### [Brief]
Each record below is to be reproduced without any change.

========

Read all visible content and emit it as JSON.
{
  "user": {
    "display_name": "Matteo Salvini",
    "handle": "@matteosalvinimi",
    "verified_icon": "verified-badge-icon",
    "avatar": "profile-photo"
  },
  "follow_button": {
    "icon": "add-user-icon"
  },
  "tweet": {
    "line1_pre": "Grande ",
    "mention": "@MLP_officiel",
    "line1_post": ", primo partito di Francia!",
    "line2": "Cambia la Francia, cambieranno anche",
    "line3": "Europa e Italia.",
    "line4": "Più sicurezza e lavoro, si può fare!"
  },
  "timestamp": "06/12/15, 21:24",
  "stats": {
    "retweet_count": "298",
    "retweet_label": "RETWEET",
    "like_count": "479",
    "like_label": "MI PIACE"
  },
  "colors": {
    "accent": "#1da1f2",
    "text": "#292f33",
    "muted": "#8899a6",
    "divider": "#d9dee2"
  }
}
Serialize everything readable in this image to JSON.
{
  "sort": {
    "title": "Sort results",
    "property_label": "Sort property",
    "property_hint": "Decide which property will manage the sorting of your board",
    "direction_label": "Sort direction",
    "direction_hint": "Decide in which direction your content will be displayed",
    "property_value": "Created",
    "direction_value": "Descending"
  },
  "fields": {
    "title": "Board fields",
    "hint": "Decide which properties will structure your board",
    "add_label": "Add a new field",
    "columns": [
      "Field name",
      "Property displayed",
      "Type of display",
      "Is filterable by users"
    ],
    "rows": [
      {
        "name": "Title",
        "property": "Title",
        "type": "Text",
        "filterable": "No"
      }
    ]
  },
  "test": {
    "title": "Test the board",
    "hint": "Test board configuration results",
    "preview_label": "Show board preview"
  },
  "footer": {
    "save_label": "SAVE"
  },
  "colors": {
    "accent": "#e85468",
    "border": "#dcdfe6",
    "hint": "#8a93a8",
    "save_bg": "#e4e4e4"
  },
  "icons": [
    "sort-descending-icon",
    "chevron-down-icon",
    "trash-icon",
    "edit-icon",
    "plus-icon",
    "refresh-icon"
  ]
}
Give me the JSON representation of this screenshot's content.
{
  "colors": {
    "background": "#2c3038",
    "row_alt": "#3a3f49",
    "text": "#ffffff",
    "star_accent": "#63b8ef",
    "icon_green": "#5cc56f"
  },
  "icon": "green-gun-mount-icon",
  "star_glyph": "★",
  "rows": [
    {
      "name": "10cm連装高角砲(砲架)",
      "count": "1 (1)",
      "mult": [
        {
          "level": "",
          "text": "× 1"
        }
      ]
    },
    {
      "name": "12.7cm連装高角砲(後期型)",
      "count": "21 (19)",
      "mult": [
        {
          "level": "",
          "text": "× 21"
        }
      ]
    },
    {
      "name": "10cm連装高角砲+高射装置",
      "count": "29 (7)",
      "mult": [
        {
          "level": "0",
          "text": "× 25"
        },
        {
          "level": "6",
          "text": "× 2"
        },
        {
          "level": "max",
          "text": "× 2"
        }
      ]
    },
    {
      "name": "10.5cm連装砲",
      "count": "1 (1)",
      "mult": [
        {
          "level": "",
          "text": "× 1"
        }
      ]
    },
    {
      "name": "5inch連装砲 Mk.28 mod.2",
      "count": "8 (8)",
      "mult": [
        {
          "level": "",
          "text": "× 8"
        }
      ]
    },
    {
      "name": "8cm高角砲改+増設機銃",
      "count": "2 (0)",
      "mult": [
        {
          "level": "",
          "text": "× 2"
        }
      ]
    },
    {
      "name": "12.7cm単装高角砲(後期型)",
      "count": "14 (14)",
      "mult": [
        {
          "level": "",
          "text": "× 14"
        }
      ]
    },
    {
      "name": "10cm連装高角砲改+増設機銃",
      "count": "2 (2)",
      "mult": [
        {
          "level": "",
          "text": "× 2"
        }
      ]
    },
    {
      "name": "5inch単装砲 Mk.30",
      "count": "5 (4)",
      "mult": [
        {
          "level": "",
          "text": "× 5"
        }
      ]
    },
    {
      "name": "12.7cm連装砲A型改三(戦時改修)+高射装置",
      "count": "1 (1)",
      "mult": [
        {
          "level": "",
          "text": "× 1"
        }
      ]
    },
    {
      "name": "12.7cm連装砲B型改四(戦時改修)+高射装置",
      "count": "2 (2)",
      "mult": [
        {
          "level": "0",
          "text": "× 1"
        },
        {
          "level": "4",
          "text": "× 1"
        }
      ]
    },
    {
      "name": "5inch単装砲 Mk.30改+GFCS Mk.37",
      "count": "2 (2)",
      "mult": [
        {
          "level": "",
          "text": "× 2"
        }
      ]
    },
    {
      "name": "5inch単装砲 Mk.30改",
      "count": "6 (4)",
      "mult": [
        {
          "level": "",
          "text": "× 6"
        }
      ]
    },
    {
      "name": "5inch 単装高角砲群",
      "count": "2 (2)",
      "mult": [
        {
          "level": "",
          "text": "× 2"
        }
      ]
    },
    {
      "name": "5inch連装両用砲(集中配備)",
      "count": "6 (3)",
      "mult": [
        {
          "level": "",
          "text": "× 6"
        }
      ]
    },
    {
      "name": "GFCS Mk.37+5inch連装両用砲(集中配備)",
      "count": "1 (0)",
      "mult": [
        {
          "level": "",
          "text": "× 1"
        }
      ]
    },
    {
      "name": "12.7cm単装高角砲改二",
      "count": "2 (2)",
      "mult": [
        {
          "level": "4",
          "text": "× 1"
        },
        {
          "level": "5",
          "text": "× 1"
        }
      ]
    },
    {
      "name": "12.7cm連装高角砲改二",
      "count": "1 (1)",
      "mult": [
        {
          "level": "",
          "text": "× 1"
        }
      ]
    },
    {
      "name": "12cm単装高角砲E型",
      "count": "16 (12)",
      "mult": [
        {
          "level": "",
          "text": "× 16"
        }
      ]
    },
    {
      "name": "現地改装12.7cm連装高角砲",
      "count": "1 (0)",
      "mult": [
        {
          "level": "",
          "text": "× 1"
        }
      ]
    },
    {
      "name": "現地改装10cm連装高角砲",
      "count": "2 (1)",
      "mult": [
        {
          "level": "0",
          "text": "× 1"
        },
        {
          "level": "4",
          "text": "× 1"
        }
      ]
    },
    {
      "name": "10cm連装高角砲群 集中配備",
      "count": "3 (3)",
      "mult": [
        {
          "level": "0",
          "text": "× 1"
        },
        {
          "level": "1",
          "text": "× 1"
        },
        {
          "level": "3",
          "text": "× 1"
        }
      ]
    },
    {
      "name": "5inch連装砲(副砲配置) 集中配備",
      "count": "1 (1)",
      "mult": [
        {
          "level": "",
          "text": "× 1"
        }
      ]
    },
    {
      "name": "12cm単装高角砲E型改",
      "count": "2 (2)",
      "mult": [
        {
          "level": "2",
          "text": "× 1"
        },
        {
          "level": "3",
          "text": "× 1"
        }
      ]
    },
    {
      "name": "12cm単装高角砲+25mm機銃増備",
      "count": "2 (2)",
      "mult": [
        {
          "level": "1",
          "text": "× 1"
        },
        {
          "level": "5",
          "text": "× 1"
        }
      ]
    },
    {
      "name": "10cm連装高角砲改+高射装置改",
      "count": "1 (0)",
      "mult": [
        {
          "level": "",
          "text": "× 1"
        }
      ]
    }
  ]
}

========

### [Solution]
Read all visible content and emit it as JSON.
{
  "user": {
    "display_name": "Matteo Salvini",
    "handle": "@matteosalvinimi",
    "verified_icon": "verified-badge-icon",
    "avatar": "profile-photo"
  },
  "follow_button": {
    "icon": "add-user-icon"
  },
  "tweet": {
    "line1_pre": "Grande ",
    "mention": "@MLP_officiel",
    "line1_post": ", primo partito di Francia!",
    "line2": "Cambia la Francia, cambieranno anche",
    "line3": "Europa e Italia.",
    "line4": "Più sicurezza e lavoro, si può fare!"
  },
  "timestamp": "06/12/15, 21:24",
  "stats": {
    "retweet_count": "298",
    "retweet_label": "RETWEET",
    "like_count": "479",
    "like_label": "MI PIACE"
  },
  "colors": {
    "accent": "#1da1f2",
    "text": "#292f33",
    "muted": "#8899a6",
    "divider": "#d9dee2"
  }
}
Serialize everything readable in this image to JSON.
{
  "sort": {
    "title": "Sort results",
    "property_label": "Sort property",
    "property_hint": "Decide which property will manage the sorting of your board",
    "direction_label": "Sort direction",
    "direction_hint": "Decide in which direction your content will be displayed",
    "property_value": "Created",
    "direction_value": "Descending"
  },
  "fields": {
    "title": "Board fields",
    "hint": "Decide which properties will structure your board",
    "add_label": "Add a new field",
    "columns": [
      "Field name",
      "Property displayed",
      "Type of display",
      "Is filterable by users"
    ],
    "rows": [
      {
        "name": "Title",
        "property": "Title",
        "type": "Text",
        "filterable": "No"
      }
    ]
  },
  "test": {
    "title": "Test the board",
    "hint": "Test board configuration results",
    "preview_label": "Show board preview"
  },
  "footer": {
    "save_label": "SAVE"
  },
  "colors": {
    "accent": "#e85468",
    "border": "#dcdfe6",
    "hint": "#8a93a8",
    "save_bg": "#e4e4e4"
  },
  "icons": [
    "sort-descending-icon",
    "chevron-down-icon",
    "trash-icon",
    "edit-icon",
    "plus-icon",
    "refresh-icon"
  ]
}
Give me the JSON representation of this screenshot's content.
{
  "colors": {
    "background": "#2c3038",
    "row_alt": "#3a3f49",
    "text": "#ffffff",
    "star_accent": "#63b8ef",
    "icon_green": "#5cc56f"
  },
  "icon": "green-gun-mount-icon",
  "star_glyph": "★",
  "rows": [
    {
      "name": "10cm連装高角砲(砲架)",
      "count": "1 (1)",
      "mult": [
        {
          "level": "",
          "text": "× 1"
        }
      ]
    },
    {
      "name": "12.7cm連装高角砲(後期型)",
      "count": "21 (19)",
      "mult": [
        {
          "level": "",
          "text": "× 21"
        }
      ]
    },
    {
      "name": "10cm連装高角砲+高射装置",
      "count": "29 (7)",
      "mult": [
        {
          "level": "0",
          "text": "× 25"
        },
        {
          "level": "6",
          "text": "× 2"
        },
        {
          "level": "max",
          "text": "× 2"
        }
      ]
    },
    {
      "name": "10.5cm連装砲",
      "count": "1 (1)",
      "mult": [
        {
          "level": "",
          "text": "× 1"
        }
      ]
    },
    {
      "name": "5inch連装砲 Mk.28 mod.2",
      "count": "8 (8)",
      "mult": [
        {
          "level": "",
          "text": "× 8"
        }
      ]
    },
    {
      "name": "8cm高角砲改+増設機銃",
      "count": "2 (0)",
      "mult": [
        {
          "level": "",
          "text": "× 2"
        }
      ]
    },
    {
      "name": "12.7cm単装高角砲(後期型)",
      "count": "14 (14)",
      "mult": [
        {
          "level": "",
          "text": "× 14"
        }
      ]
    },
    {
      "name": "10cm連装高角砲改+増設機銃",
      "count": "2 (2)",
      "mult": [
        {
          "level": "",
          "text": "× 2"
        }
      ]
    },
    {
      "name": "5inch単装砲 Mk.30",
      "count": "5 (4)",
      "mult": [
        {
          "level": "",
          "text": "× 5"
        }
      ]
    },
    {
      "name": "12.7cm連装砲A型改三(戦時改修)+高射装置",
      "count": "1 (1)",
      "mult": [
        {
          "level": "",
          "text": "× 1"
        }
      ]
    },
    {
      "name": "12.7cm連装砲B型改四(戦時改修)+高射装置",
      "count": "2 (2)",
      "mult": [
        {
          "level": "0",
          "text": "× 1"
        },
        {
          "level": "4",
          "text": "× 1"
        }
      ]
    },
    {
      "name": "5inch単装砲 Mk.30改+GFCS Mk.37",
      "count": "2 (2)",
      "mult": [
        {
          "level": "",
          "text": "× 2"
        }
      ]
    },
    {
      "name": "5inch単装砲 Mk.30改",
      "count": "6 (4)",
      "mult": [
        {
          "level": "",
          "text": "× 6"
        }
      ]
    },
    {
      "name": "5inch 単装高角砲群",
      "count": "2 (2)",
      "mult": [
        {
          "level": "",
          "text": "× 2"
        }
      ]
    },
    {
      "name": "5inch連装両用砲(集中配備)",
      "count": "6 (3)",
      "mult": [
        {
          "level": "",
          "text": "× 6"
        }
      ]
    },
    {
      "name": "GFCS Mk.37+5inch連装両用砲(集中配備)",
      "count": "1 (0)",
      "mult": [
        {
          "level": "",
          "text": "× 1"
        }
      ]
    },
    {
      "name": "12.7cm単装高角砲改二",
      "count": "2 (2)",
      "mult": [
        {
          "level": "4",
          "text": "× 1"
        },
        {
          "level": "5",
          "text": "× 1"
        }
      ]
    },
    {
      "name": "12.7cm連装高角砲改二",
      "count": "1 (1)",
      "mult": [
        {
          "level": "",
          "text": "× 1"
        }
      ]
    },
    {
      "name": "12cm単装高角砲E型",
      "count": "16 (12)",
      "mult": [
        {
          "level": "",
          "text": "× 16"
        }
      ]
    },
    {
      "name": "現地改装12.7cm連装高角砲",
      "count": "1 (0)",
      "mult": [
        {
          "level": "",
          "text": "× 1"
        }
      ]
    },
    {
      "name": "現地改装10cm連装高角砲",
      "count": "2 (1)",
      "mult": [
        {
          "level": "0",
          "text": "× 1"
        },
        {
          "level": "4",
          "text": "× 1"
        }
      ]
    },
    {
      "name": "10cm連装高角砲群 集中配備",
      "count": "3 (3)",
      "mult": [
        {
          "level": "0",
          "text": "× 1"
        },
        {
          "level": "1",
          "text": "× 1"
        },
        {
          "level": "3",
          "text": "× 1"
        }
      ]
    },
    {
      "name": "5inch連装砲(副砲配置) 集中配備",
      "count": "1 (1)",
      "mult": [
        {
          "level": "",
          "text": "× 1"
        }
      ]
    },
    {
      "name": "12cm単装高角砲E型改",
      "count": "2 (2)",
      "mult": [
        {
          "level": "2",
          "text": "× 1"
        },
        {
          "level": "3",
          "text": "× 1"
        }
      ]
    },
    {
      "name": "12cm単装高角砲+25mm機銃増備",
      "count": "2 (2)",
      "mult": [
        {
          "level": "1",
          "text": "× 1"
        },
        {
          "level": "5",
          "text": "× 1"
        }
      ]
    },
    {
      "name": "10cm連装高角砲改+高射装置改",
      "count": "1 (0)",
      "mult": [
        {
          "level": "",
          "text": "× 1"
        }
      ]
    }
  ]
}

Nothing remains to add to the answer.